→ **Available data**:

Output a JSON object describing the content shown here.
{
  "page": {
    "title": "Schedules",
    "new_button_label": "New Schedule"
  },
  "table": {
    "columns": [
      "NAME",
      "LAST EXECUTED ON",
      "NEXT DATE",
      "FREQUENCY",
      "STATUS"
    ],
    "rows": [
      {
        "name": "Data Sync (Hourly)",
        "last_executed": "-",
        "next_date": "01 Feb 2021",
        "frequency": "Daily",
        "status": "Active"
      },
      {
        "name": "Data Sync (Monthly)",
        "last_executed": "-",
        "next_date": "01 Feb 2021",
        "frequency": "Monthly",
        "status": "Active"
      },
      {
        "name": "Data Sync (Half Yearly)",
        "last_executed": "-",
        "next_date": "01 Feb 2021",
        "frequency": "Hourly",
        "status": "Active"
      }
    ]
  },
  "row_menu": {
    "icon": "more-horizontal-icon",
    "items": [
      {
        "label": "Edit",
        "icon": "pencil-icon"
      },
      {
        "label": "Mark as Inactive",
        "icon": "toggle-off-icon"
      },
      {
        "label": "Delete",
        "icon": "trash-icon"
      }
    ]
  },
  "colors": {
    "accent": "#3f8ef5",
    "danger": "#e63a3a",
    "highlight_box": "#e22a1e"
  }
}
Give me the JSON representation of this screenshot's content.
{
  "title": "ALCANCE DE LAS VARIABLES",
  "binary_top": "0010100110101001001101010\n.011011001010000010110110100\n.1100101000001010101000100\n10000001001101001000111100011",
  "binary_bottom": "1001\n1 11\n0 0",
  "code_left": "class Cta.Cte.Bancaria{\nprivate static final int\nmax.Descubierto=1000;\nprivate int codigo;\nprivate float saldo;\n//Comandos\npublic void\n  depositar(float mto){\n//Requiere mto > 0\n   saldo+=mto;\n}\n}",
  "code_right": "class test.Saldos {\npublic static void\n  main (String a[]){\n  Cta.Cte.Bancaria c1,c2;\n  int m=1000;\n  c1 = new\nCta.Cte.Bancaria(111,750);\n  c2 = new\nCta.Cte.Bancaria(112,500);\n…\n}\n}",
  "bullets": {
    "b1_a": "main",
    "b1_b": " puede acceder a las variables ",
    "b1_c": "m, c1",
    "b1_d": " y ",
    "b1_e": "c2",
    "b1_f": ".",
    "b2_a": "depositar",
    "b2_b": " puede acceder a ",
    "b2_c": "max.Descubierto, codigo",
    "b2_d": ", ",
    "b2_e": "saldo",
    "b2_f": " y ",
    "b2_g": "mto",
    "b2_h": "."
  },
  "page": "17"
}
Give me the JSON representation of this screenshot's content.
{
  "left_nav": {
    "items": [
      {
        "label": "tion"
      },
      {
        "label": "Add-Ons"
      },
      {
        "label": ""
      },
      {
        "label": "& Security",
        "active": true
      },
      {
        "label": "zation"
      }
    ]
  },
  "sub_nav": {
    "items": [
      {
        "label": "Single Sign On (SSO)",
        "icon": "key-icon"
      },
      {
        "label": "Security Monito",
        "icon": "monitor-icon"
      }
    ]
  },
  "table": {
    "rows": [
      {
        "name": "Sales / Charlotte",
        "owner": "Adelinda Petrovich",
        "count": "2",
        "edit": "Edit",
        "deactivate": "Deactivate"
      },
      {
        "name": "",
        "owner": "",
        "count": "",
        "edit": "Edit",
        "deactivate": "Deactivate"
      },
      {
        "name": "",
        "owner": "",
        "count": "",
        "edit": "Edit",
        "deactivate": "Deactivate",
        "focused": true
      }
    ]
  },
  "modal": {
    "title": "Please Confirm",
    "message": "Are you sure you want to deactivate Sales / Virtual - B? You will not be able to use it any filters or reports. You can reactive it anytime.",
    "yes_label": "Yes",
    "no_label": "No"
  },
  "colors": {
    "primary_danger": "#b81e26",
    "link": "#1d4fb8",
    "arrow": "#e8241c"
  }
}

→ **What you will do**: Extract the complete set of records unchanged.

→ **Reply to the exercise**:
Output a JSON object describing the content shown here.
{
  "page": {
    "title": "Schedules",
    "new_button_label": "New Schedule"
  },
  "table": {
    "columns": [
      "NAME",
      "LAST EXECUTED ON",
      "NEXT DATE",
      "FREQUENCY",
      "STATUS"
    ],
    "rows": [
      {
        "name": "Data Sync (Hourly)",
        "last_executed": "-",
        "next_date": "01 Feb 2021",
        "frequency": "Daily",
        "status": "Active"
      },
      {
        "name": "Data Sync (Monthly)",
        "last_executed": "-",
        "next_date": "01 Feb 2021",
        "frequency": "Monthly",
        "status": "Active"
      },
      {
        "name": "Data Sync (Half Yearly)",
        "last_executed": "-",
        "next_date": "01 Feb 2021",
        "frequency": "Hourly",
        "status": "Active"
      }
    ]
  },
  "row_menu": {
    "icon": "more-horizontal-icon",
    "items": [
      {
        "label": "Edit",
        "icon": "pencil-icon"
      },
      {
        "label": "Mark as Inactive",
        "icon": "toggle-off-icon"
      },
      {
        "label": "Delete",
        "icon": "trash-icon"
      }
    ]
  },
  "colors": {
    "accent": "#3f8ef5",
    "danger": "#e63a3a",
    "highlight_box": "#e22a1e"
  }
}
Give me the JSON representation of this screenshot's content.
{
  "title": "ALCANCE DE LAS VARIABLES",
  "binary_top": "0010100110101001001101010\n.011011001010000010110110100\n.1100101000001010101000100\n10000001001101001000111100011",
  "binary_bottom": "1001\n1 11\n0 0",
  "code_left": "class Cta.Cte.Bancaria{\nprivate static final int\nmax.Descubierto=1000;\nprivate int codigo;\nprivate float saldo;\n//Comandos\npublic void\n  depositar(float mto){\n//Requiere mto > 0\n   saldo+=mto;\n}\n}",
  "code_right": "class test.Saldos {\npublic static void\n  main (String a[]){\n  Cta.Cte.Bancaria c1,c2;\n  int m=1000;\n  c1 = new\nCta.Cte.Bancaria(111,750);\n  c2 = new\nCta.Cte.Bancaria(112,500);\n…\n}\n}",
  "bullets": {
    "b1_a": "main",
    "b1_b": " puede acceder a las variables ",
    "b1_c": "m, c1",
    "b1_d": " y ",
    "b1_e": "c2",
    "b1_f": ".",
    "b2_a": "depositar",
    "b2_b": " puede acceder a ",
    "b2_c": "max.Descubierto, codigo",
    "b2_d": ", ",
    "b2_e": "saldo",
    "b2_f": " y ",
    "b2_g": "mto",
    "b2_h": "."
  },
  "page": "17"
}
Give me the JSON representation of this screenshot's content.
{
  "left_nav": {
    "items": [
      {
        "label": "tion"
      },
      {
        "label": "Add-Ons"
      },
      {
        "label": ""
      },
      {
        "label": "& Security",
        "active": true
      },
      {
        "label": "zation"
      }
    ]
  },
  "sub_nav": {
    "items": [
      {
        "label": "Single Sign On (SSO)",
        "icon": "key-icon"
      },
      {
        "label": "Security Monito",
        "icon": "monitor-icon"
      }
    ]
  },
  "table": {
    "rows": [
      {
        "name": "Sales / Charlotte",
        "owner": "Adelinda Petrovich",
        "count": "2",
        "edit": "Edit",
        "deactivate": "Deactivate"
      },
      {
        "name": "",
        "owner": "",
        "count": "",
        "edit": "Edit",
        "deactivate": "Deactivate"
      },
      {
        "name": "",
        "owner": "",
        "count": "",
        "edit": "Edit",
        "deactivate": "Deactivate",
        "focused": true
      }
    ]
  },
  "modal": {
    "title": "Please Confirm",
    "message": "Are you sure you want to deactivate Sales / Virtual - B? You will not be able to use it any filters or reports. You can reactive it anytime.",
    "yes_label": "Yes",
    "no_label": "No"
  },
  "colors": {
    "primary_danger": "#b81e26",
    "link": "#1d4fb8",
    "arrow": "#e8241c"
  }
}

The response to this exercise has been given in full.